Start of Record excerpts
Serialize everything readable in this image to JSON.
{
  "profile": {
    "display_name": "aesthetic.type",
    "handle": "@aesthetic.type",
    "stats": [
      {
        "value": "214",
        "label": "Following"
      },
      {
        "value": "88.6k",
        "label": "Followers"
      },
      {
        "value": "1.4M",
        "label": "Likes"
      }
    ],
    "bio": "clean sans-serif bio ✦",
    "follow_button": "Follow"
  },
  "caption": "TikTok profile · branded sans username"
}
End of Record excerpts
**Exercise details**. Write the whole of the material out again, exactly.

**Output**.
Serialize everything readable in this image to JSON.
{
  "profile": {
    "display_name": "aesthetic.type",
    "handle": "@aesthetic.type",
    "stats": [
      {
        "value": "214",
        "label": "Following"
      },
      {
        "value": "88.6k",
        "label": "Followers"
      },
      {
        "value": "1.4M",
        "label": "Likes"
      }
    ],
    "bio": "clean sans-serif bio ✦",
    "follow_button": "Follow"
  },
  "caption": "TikTok profile · branded sans username"
}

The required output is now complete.